(Stored entries)
--*--

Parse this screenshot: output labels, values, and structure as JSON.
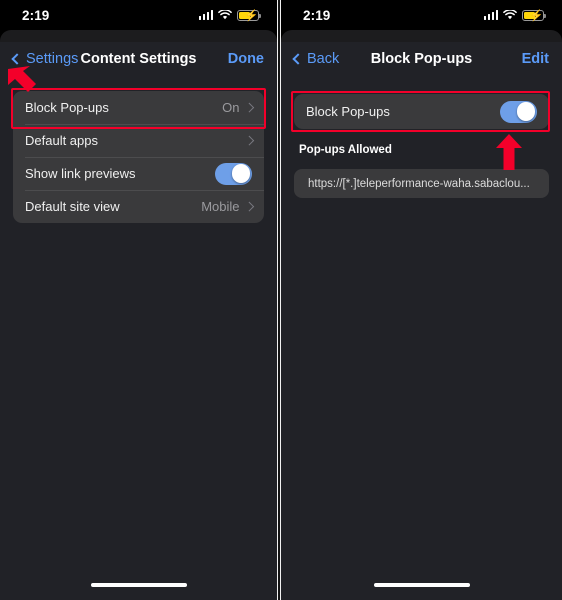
{
  "meta": {
    "accent_blue": "#5b9bf8",
    "highlight_red": "#f3002a",
    "toggle_on_color": "#6e9fe8",
    "row_bg": "#3a3a3c",
    "page_bg": "#212227"
  },
  "left_panel": {
    "status_bar": {
      "time": "2:19",
      "signal_icon": "cellular-signal-icon",
      "wifi_icon": "wifi-icon",
      "battery_icon": "battery-charging-icon"
    },
    "nav": {
      "back_label": "Settings",
      "back_icon": "chevron-left-icon",
      "title": "Content Settings",
      "action_label": "Done"
    },
    "list": [
      {
        "label": "Block Pop-ups",
        "value": "On",
        "type": "disclosure",
        "highlighted": true
      },
      {
        "label": "Default apps",
        "value": "",
        "type": "disclosure",
        "highlighted": false
      },
      {
        "label": "Show link previews",
        "value": "",
        "type": "toggle",
        "toggle_on": true
      },
      {
        "label": "Default site view",
        "value": "Mobile",
        "type": "disclosure",
        "highlighted": false
      }
    ],
    "annotation_arrow": "red-arrow-down-right"
  },
  "right_panel": {
    "status_bar": {
      "time": "2:19",
      "signal_icon": "cellular-signal-icon",
      "wifi_icon": "wifi-icon",
      "battery_icon": "battery-charging-icon"
    },
    "nav": {
      "back_label": "Back",
      "back_icon": "chevron-left-icon",
      "title": "Block Pop-ups",
      "action_label": "Edit"
    },
    "toggle_row": {
      "label": "Block Pop-ups",
      "toggle_on": true
    },
    "section_header": "Pop-ups Allowed",
    "allowed_sites": [
      {
        "url": "https://[*.]teleperformance-waha.sabaclou..."
      }
    ],
    "annotation_arrow": "red-arrow-up"
  }
}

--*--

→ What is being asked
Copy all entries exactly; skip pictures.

→ Answer to the exercise
Parse this screenshot: output labels, values, and structure as JSON.
{
  "meta": {
    "accent_blue": "#5b9bf8",
    "highlight_red": "#f3002a",
    "toggle_on_color": "#6e9fe8",
    "row_bg": "#3a3a3c",
    "page_bg": "#212227"
  },
  "left_panel": {
    "status_bar": {
      "time": "2:19",
      "signal_icon": "cellular-signal-icon",
      "wifi_icon": "wifi-icon",
      "battery_icon": "battery-charging-icon"
    },
    "nav": {
      "back_label": "Settings",
      "back_icon": "chevron-left-icon",
      "title": "Content Settings",
      "action_label": "Done"
    },
    "list": [
      {
        "label": "Block Pop-ups",
        "value": "On",
        "type": "disclosure",
        "highlighted": true
      },
      {
        "label": "Default apps",
        "value": "",
        "type": "disclosure",
        "highlighted": false
      },
      {
        "label": "Show link previews",
        "value": "",
        "type": "toggle",
        "toggle_on": true
      },
      {
        "label": "Default site view",
        "value": "Mobile",
        "type": "disclosure",
        "highlighted": false
      }
    ],
    "annotation_arrow": "red-arrow-down-right"
  },
  "right_panel": {
    "status_bar": {
      "time": "2:19",
      "signal_icon": "cellular-signal-icon",
      "wifi_icon": "wifi-icon",
      "battery_icon": "battery-charging-icon"
    },
    "nav": {
      "back_label": "Back",
      "back_icon": "chevron-left-icon",
      "title": "Block Pop-ups",
      "action_label": "Edit"
    },
    "toggle_row": {
      "label": "Block Pop-ups",
      "toggle_on": true
    },
    "section_header": "Pop-ups Allowed",
    "allowed_sites": [
      {
        "url": "https://[*.]teleperformance-waha.sabaclou..."
      }
    ],
    "annotation_arrow": "red-arrow-up"
  }
}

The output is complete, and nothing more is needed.